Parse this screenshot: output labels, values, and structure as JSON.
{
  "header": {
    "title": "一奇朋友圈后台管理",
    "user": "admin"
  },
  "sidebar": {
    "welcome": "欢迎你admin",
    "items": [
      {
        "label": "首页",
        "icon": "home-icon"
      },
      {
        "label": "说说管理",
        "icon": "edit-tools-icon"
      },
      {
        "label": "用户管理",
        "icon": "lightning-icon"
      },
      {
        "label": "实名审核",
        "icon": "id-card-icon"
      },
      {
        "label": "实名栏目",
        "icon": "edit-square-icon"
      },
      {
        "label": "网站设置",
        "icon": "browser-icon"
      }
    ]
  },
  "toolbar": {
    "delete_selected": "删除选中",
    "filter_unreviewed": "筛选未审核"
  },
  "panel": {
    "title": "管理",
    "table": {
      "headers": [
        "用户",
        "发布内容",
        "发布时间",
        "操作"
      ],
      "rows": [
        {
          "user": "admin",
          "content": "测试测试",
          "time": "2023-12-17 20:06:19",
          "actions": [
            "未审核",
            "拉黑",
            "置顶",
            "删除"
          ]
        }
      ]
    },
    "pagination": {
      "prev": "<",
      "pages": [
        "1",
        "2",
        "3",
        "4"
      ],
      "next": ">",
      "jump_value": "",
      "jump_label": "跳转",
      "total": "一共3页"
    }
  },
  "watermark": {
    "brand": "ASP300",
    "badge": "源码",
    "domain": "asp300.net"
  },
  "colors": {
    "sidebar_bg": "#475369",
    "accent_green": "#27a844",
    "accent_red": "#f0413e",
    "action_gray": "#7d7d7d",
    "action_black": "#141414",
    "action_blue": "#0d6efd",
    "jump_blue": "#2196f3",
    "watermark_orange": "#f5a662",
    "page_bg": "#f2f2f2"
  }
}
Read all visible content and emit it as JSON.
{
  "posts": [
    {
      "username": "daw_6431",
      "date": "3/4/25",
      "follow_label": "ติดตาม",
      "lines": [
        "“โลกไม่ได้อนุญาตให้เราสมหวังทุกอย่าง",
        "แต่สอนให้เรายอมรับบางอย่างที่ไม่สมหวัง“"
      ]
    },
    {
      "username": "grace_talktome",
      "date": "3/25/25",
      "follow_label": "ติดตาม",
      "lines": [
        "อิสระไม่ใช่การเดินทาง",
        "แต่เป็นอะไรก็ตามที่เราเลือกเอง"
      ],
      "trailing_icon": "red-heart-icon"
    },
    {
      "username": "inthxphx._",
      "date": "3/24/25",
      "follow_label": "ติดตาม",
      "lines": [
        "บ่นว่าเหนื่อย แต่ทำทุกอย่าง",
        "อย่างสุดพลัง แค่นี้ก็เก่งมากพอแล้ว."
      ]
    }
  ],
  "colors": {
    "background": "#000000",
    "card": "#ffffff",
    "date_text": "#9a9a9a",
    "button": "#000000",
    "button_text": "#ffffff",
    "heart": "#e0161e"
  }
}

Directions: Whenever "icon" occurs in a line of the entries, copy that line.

Reply to the exercise:
        "icon": "home-icon"
        "icon": "edit-tools-icon"
        "icon": "lightning-icon"
        "icon": "id-card-icon"
        "icon": "edit-square-icon"
        "icon": "browser-icon"
      "trailing_icon": "red-heart-icon"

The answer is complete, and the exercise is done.